(Data about app and page elements)
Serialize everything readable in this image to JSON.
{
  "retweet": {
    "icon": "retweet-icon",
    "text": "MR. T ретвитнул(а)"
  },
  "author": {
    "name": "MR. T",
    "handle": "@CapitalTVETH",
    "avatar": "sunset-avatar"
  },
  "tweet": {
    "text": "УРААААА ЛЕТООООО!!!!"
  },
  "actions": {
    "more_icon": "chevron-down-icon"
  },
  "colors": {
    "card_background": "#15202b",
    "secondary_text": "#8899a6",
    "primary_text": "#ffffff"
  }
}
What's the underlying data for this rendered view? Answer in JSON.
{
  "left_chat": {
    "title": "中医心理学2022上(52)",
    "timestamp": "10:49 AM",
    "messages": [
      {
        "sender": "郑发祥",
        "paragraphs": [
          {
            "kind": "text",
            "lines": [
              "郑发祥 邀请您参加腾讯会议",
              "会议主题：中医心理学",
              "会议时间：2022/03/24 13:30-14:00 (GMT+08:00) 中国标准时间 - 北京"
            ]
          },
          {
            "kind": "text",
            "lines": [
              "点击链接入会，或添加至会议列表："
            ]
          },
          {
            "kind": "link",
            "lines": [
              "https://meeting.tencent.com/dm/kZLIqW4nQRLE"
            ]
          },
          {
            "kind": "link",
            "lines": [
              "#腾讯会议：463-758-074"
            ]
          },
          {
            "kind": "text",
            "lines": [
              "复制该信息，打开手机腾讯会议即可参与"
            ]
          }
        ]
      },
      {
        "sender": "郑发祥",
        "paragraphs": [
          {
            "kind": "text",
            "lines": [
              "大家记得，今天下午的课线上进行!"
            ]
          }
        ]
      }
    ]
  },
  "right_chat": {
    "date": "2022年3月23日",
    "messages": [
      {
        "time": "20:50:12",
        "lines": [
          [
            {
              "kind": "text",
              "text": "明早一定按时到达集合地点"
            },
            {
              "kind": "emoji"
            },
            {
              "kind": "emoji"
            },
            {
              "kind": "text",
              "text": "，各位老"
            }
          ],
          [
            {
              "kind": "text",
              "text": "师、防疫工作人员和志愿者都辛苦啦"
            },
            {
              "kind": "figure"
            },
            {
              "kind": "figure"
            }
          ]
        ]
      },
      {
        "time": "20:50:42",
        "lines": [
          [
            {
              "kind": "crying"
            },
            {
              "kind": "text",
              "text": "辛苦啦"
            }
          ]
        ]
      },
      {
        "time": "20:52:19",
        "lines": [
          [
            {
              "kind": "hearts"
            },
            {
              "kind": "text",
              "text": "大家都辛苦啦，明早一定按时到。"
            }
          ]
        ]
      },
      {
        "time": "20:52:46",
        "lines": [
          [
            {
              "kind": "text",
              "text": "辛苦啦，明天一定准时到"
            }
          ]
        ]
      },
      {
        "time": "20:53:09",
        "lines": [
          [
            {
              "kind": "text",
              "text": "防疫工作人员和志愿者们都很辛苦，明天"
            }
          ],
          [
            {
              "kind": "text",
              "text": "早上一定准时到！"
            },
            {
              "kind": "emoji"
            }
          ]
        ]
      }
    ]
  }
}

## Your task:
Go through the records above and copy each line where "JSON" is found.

## Answer space:
Serialize everything readable in this image to JSON.
What's the underlying data for this rendered view? Answer in JSON.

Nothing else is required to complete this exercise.